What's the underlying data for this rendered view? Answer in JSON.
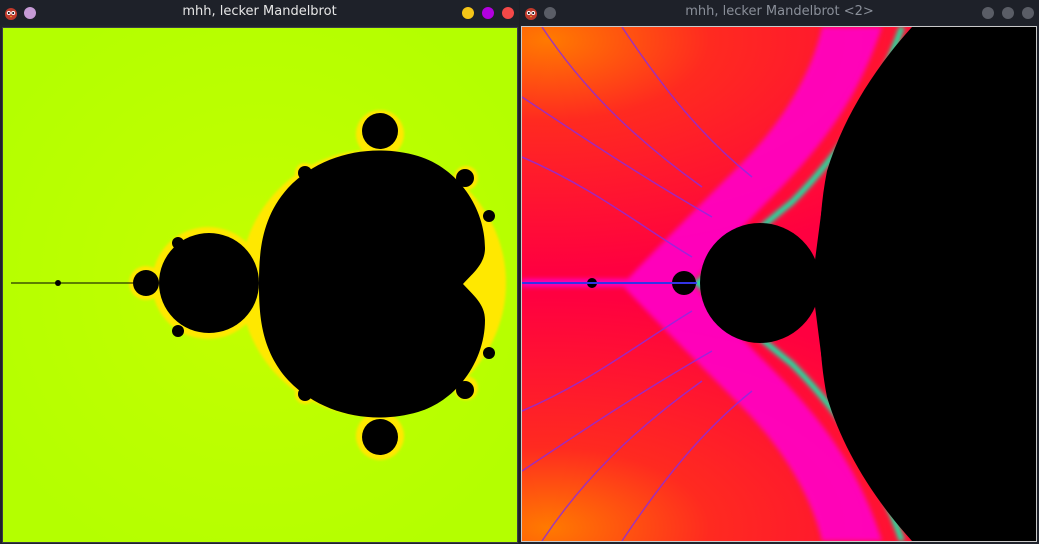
{
  "windows": [
    {
      "title": "mhh, lecker Mandelbrot",
      "state": "active",
      "buttons": [
        {
          "name": "minimize",
          "color": "#f5c518"
        },
        {
          "name": "maximize",
          "color": "#b300e0"
        },
        {
          "name": "close",
          "color": "#f54848"
        }
      ],
      "pin_color": "#c79bd6",
      "palette": {
        "background": "#b8ff00",
        "edge": "#ffe000",
        "set": "#000000"
      }
    },
    {
      "title": "mhh, lecker Mandelbrot <2>",
      "state": "inactive",
      "buttons": [
        {
          "name": "minimize",
          "color": "#5a5d66"
        },
        {
          "name": "maximize",
          "color": "#5a5d66"
        },
        {
          "name": "close",
          "color": "#5a5d66"
        }
      ],
      "pin_color": "#5a5d66",
      "palette": {
        "background": "#ff0030",
        "glow": "#ff6a00",
        "filaments": "#ff00ff",
        "edge": "#00ffa0",
        "set": "#000000"
      }
    }
  ]
}
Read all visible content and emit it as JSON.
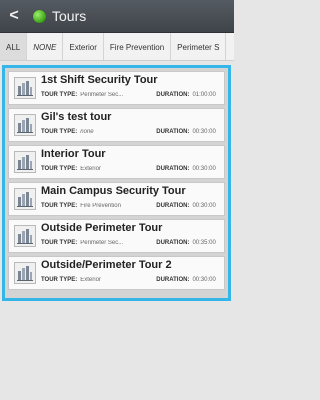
{
  "header": {
    "back_glyph": "<",
    "title": "Tours",
    "status_color": "#4cbf22"
  },
  "tabs": [
    {
      "label": "ALL",
      "active": true,
      "italic": false
    },
    {
      "label": "NONE",
      "active": false,
      "italic": true
    },
    {
      "label": "Exterior",
      "active": false,
      "italic": false
    },
    {
      "label": "Fire Prevention",
      "active": false,
      "italic": false
    },
    {
      "label": "Perimeter S",
      "active": false,
      "italic": false
    }
  ],
  "labels": {
    "tour_type": "TOUR TYPE:",
    "duration": "DURATION:"
  },
  "tours": [
    {
      "name": "1st Shift Security Tour",
      "type": "Perimeter Sec...",
      "type_italic": false,
      "duration": "01:00:00"
    },
    {
      "name": "Gil's test tour",
      "type": "none",
      "type_italic": true,
      "duration": "00:30:00"
    },
    {
      "name": "Interior Tour",
      "type": "Exterior",
      "type_italic": false,
      "duration": "00:30:00"
    },
    {
      "name": "Main Campus Security Tour",
      "type": "Fire Prevention",
      "type_italic": false,
      "duration": "00:30:00"
    },
    {
      "name": "Outside Perimeter Tour",
      "type": "Perimeter Sec...",
      "type_italic": false,
      "duration": "00:35:00"
    },
    {
      "name": "Outside/Perimeter Tour 2",
      "type": "Exterior",
      "type_italic": false,
      "duration": "00:30:00"
    }
  ],
  "colors": {
    "accent": "#35b6e8",
    "header_bg": "#4a4f55"
  },
  "icons": {
    "back": "back-arrow-icon",
    "status": "status-indicator-icon",
    "tour": "tour-building-icon"
  }
}
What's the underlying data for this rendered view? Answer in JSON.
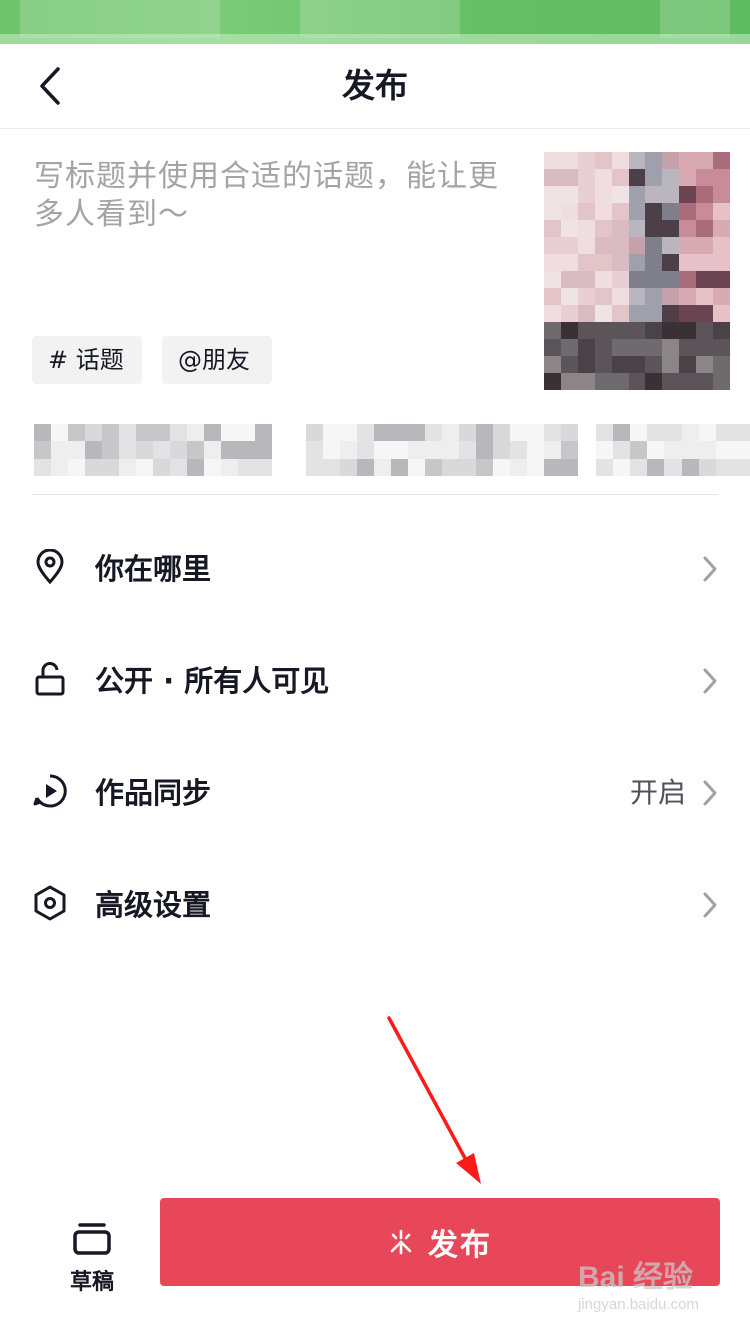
{
  "header": {
    "title": "发布"
  },
  "caption": {
    "placeholder": "写标题并使用合适的话题，能让更多人看到～"
  },
  "chips": [
    {
      "label": "# 话题"
    },
    {
      "label": "@朋友"
    }
  ],
  "menu": [
    {
      "icon": "location-pin-icon",
      "label": "你在哪里",
      "value": ""
    },
    {
      "icon": "unlock-icon",
      "label": "公开 · 所有人可见",
      "value": ""
    },
    {
      "icon": "sync-play-icon",
      "label": "作品同步",
      "value": "开启"
    },
    {
      "icon": "hexagon-settings-icon",
      "label": "高级设置",
      "value": ""
    }
  ],
  "bottom": {
    "drafts_label": "草稿",
    "publish_label": "发布"
  },
  "watermark": {
    "main": "Bai 经验",
    "sub": "jingyan.baidu.com"
  },
  "colors": {
    "accent": "#e8475a",
    "status_bar": "#6cc36b",
    "annotation_arrow": "#ff1a1a"
  }
}
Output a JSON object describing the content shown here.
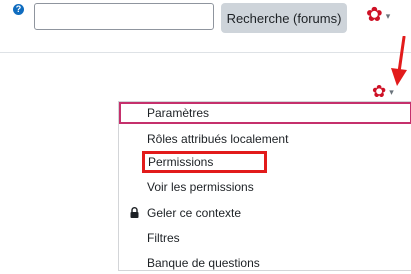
{
  "header": {
    "help_icon": "question-circle-icon",
    "help_symbol": "?",
    "search": {
      "value": "",
      "placeholder": ""
    },
    "search_button_label": "Recherche (forums)",
    "gear_icon": "gear-icon",
    "gear_symbol": "✿",
    "caret_symbol": "▾"
  },
  "annotation": {
    "arrow_color": "#e21b1b",
    "highlight_color": "#e21b1b",
    "selection_color": "#c5306c"
  },
  "action_menu": {
    "gear_symbol": "✿",
    "caret_symbol": "▾",
    "items": [
      {
        "label": "Paramètres",
        "icon": ""
      },
      {
        "label": "Rôles attribués localement",
        "icon": ""
      },
      {
        "label": "Permissions",
        "icon": ""
      },
      {
        "label": "Voir les permissions",
        "icon": ""
      },
      {
        "label": "Geler ce contexte",
        "icon": "lock-icon"
      },
      {
        "label": "Filtres",
        "icon": ""
      },
      {
        "label": "Banque de questions",
        "icon": ""
      }
    ]
  },
  "colors": {
    "brand_red": "#ce1126",
    "help_blue": "#0f6cbf",
    "button_gray": "#ced4da"
  }
}
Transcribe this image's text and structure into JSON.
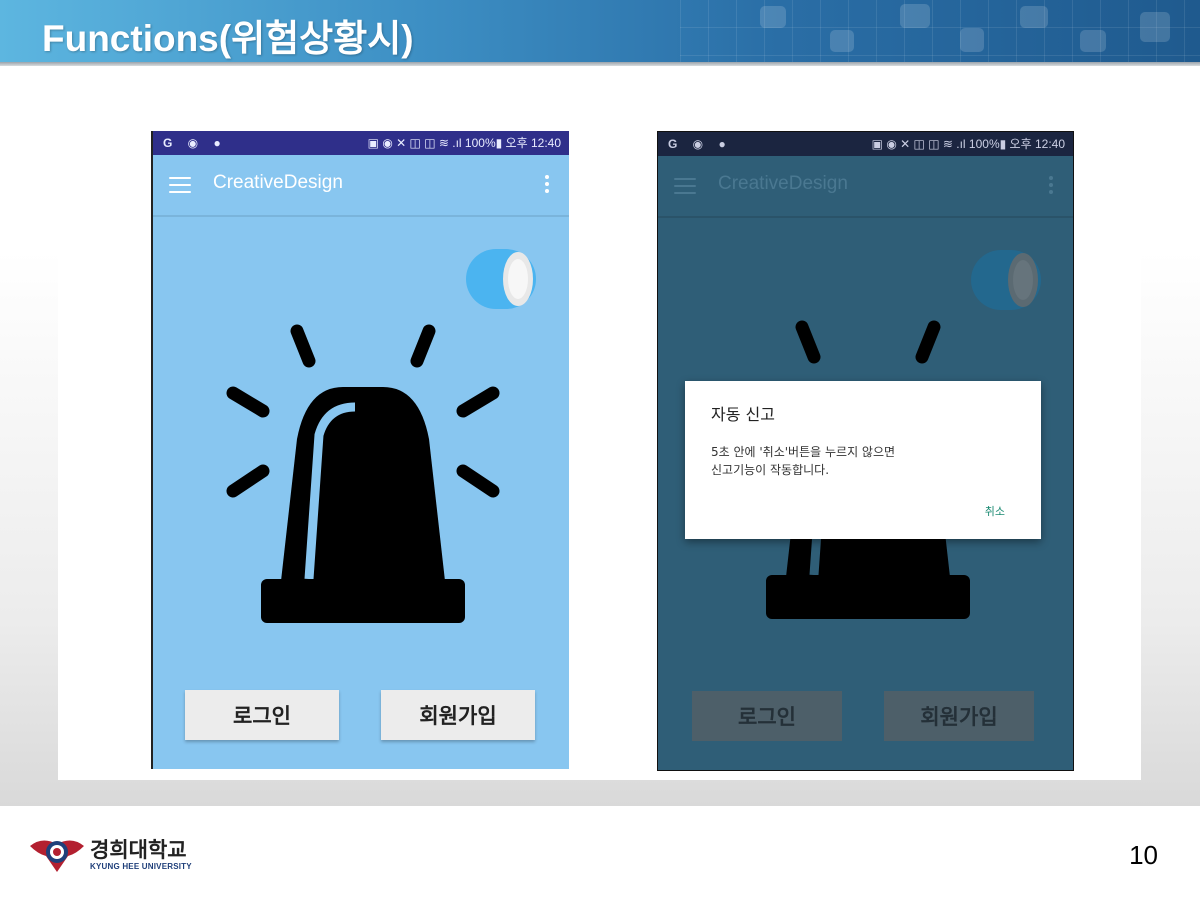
{
  "slide": {
    "title": "Functions(위험상황시)",
    "page_number": "10"
  },
  "phone_normal": {
    "status_icons_left": "G ◉ ●",
    "status_text": "▣ ◉ ✕ ◫ ◫ ≋ .ıl 100%▮ 오후 12:40",
    "app_title": "CreativeDesign",
    "login_button": "로그인",
    "signup_button": "회원가입",
    "toggle_state": "on"
  },
  "phone_alert": {
    "status_icons_left": "G ◉ ●",
    "status_text": "▣ ◉ ✕ ◫ ◫ ≋ .ıl 100%▮ 오후 12:40",
    "app_title": "CreativeDesign",
    "login_button": "로그인",
    "signup_button": "회원가입",
    "dialog": {
      "title": "자동 신고",
      "message": "5초 안에 '취소'버튼을 누르지 않으면\n신고기능이 작동합니다.",
      "cancel_label": "취소"
    }
  },
  "footer": {
    "logo_name": "경희대학교",
    "logo_sub": "KYUNG HEE UNIVERSITY"
  },
  "colors": {
    "header_blue": "#3d8fc4",
    "phone_bg": "#88c6f0",
    "dim_bg": "#2f5e77",
    "toggle_on": "#4bb4f0",
    "dialog_accent": "#1b8a72"
  }
}
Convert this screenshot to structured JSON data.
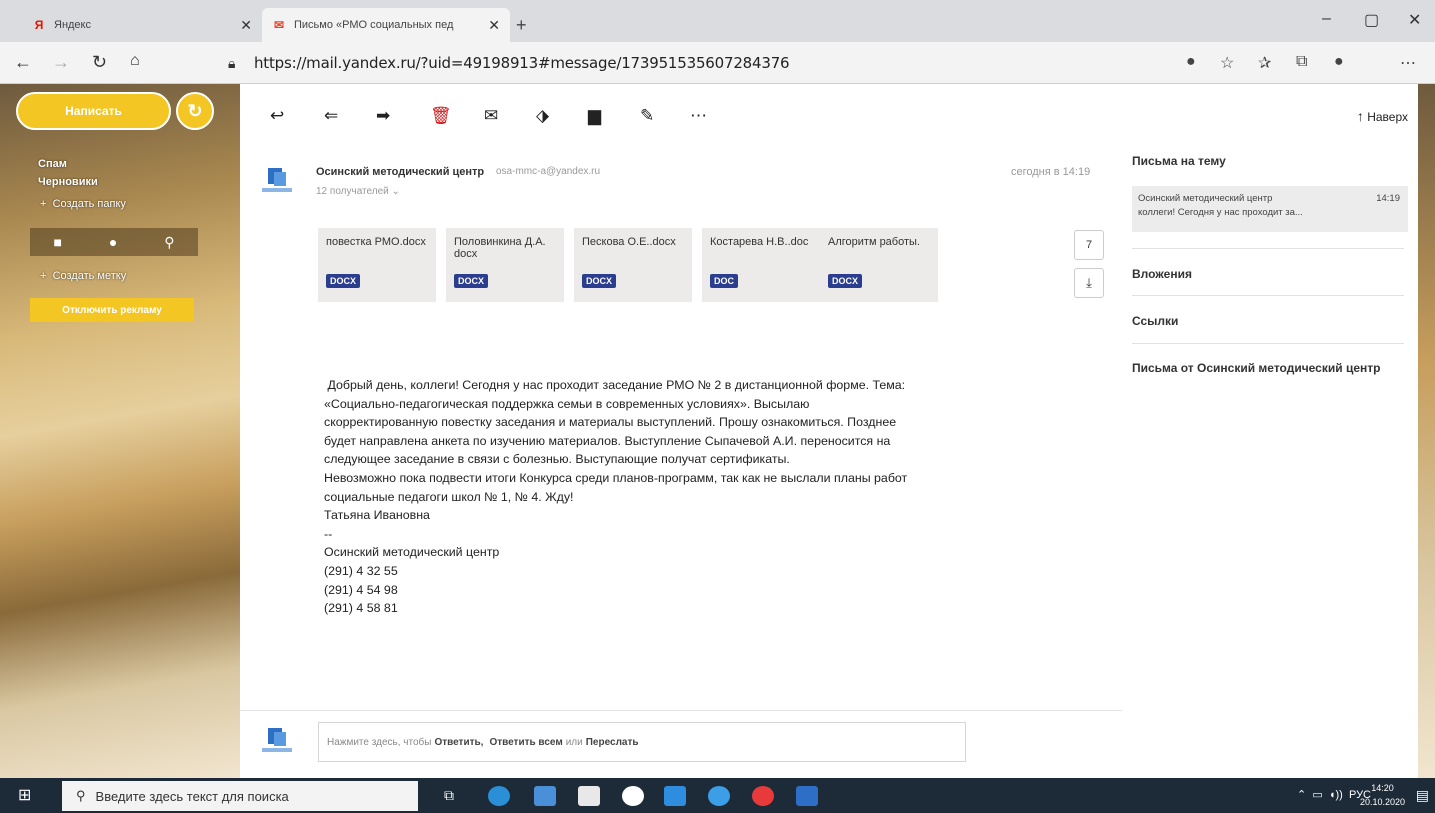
{
  "browser": {
    "tabs": [
      {
        "title": "Яндекс",
        "icon": "yandex-icon",
        "active": false
      },
      {
        "title": "Письмо «РМО социальных пед",
        "icon": "mail-icon",
        "active": true
      }
    ],
    "url": "https://mail.yandex.ru/?uid=49198913#message/173951535607284376"
  },
  "sidebar": {
    "compose_label": "Написать",
    "folders": [
      "Спам",
      "Черновики"
    ],
    "create_folder": "Создать папку",
    "create_label": "Создать метку",
    "disable_ads": "Отключить рекламу"
  },
  "toolbar": {
    "up_label": "Наверх"
  },
  "message": {
    "sender_name": "Осинский методический центр",
    "sender_email": "osa-mmc-a@yandex.ru",
    "recipients": "12 получателей",
    "date": "сегодня в 14:19",
    "attachments": [
      {
        "name": "повестка РМО.docx",
        "type": "DOCX"
      },
      {
        "name": "Половинкина Д.А. docx",
        "type": "DOCX"
      },
      {
        "name": "Пескова О.Е..docx",
        "type": "DOCX"
      },
      {
        "name": "Костарева Н.В..doc",
        "type": "DOC"
      },
      {
        "name": "Алгоритм работы.",
        "type": "DOCX"
      }
    ],
    "attachments_count": "7",
    "body_lines": [
      " Добрый день, коллеги! Сегодня у нас проходит заседание РМО № 2 в дистанционной форме. Тема:",
      "«Социально-педагогическая поддержка семьи в современных условиях». Высылаю",
      "скорректированную повестку заседания и материалы выступлений. Прошу ознакомиться. Позднее",
      "будет направлена анкета по изучению материалов. Выступление Сыпачевой А.И. переносится на",
      "следующее заседание в связи с болезнью. Выступающие получат сертификаты.",
      "Невозможно пока подвести итоги Конкурса среди планов-программ, так как не выслали планы работ",
      "социальные педагоги школ № 1, № 4. Жду!",
      "Татьяна Ивановна",
      "--",
      "Осинский методический центр",
      "(291) 4 32 55",
      "(291) 4 54 98",
      "(291) 4 58 81"
    ],
    "reply": {
      "prefix": "Нажмите здесь, чтобы",
      "reply": "Ответить,",
      "reply_all": "Ответить всем",
      "or": "или",
      "forward": "Переслать"
    }
  },
  "right_panel": {
    "thread_title": "Письма на тему",
    "thread_item": {
      "sender": "Осинский методический центр",
      "time": "14:19",
      "preview": "коллеги! Сегодня у нас проходит за..."
    },
    "attachments": "Вложения",
    "links": "Ссылки",
    "from_sender": "Письма от Осинский методический центр"
  },
  "taskbar": {
    "search_placeholder": "Введите здесь текст для поиска",
    "lang": "РУС",
    "time": "14:20",
    "date": "20.10.2020"
  },
  "colors": {
    "accent": "#f3c623",
    "badge": "#2b3d8f",
    "taskbar": "#1d2a37"
  }
}
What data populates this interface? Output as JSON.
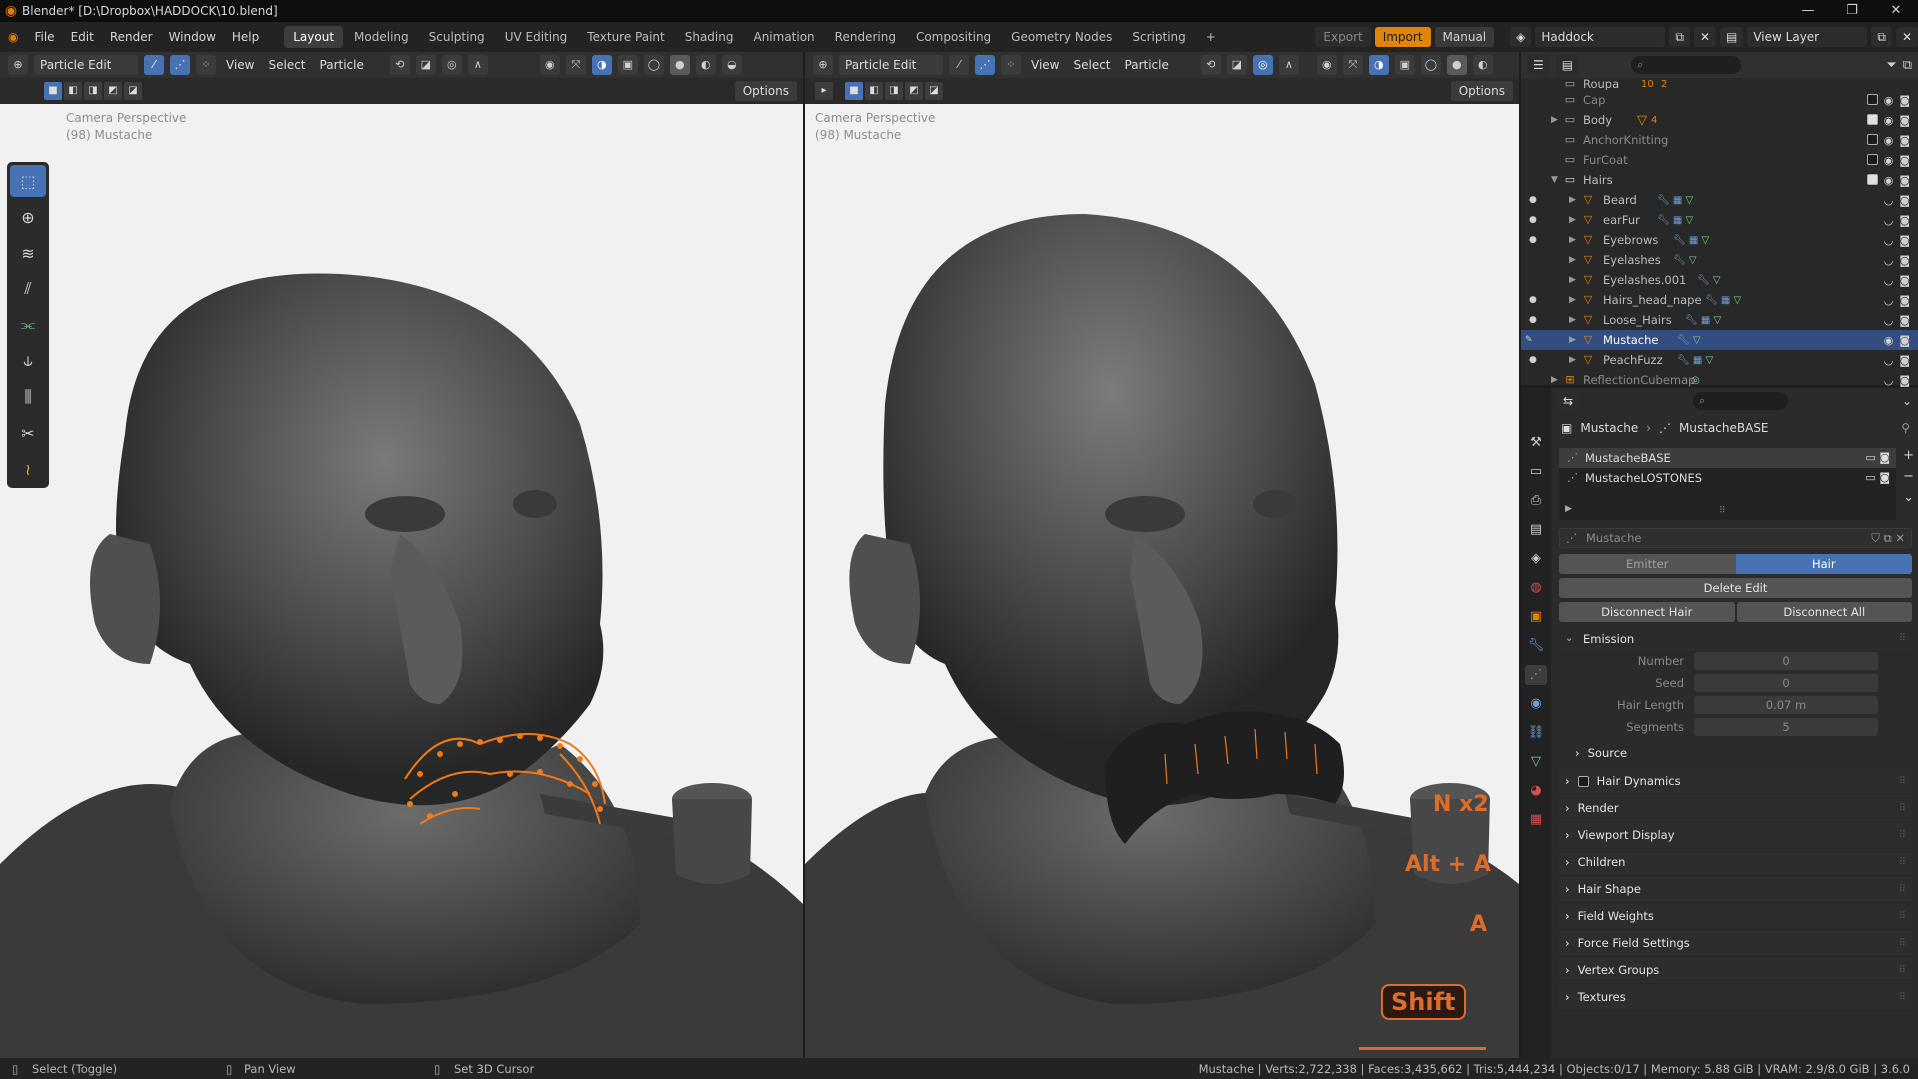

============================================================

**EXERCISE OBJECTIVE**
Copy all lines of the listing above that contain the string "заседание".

**SOLUTION TO THIS PROBLEM**
      " Добрый день, коллеги! Сегодня у нас проходит заседание РМО № 2 в дистанционной форме. Тема:",
      "следующее заседание в связи с болезнью. Выступающие получат сертификаты.",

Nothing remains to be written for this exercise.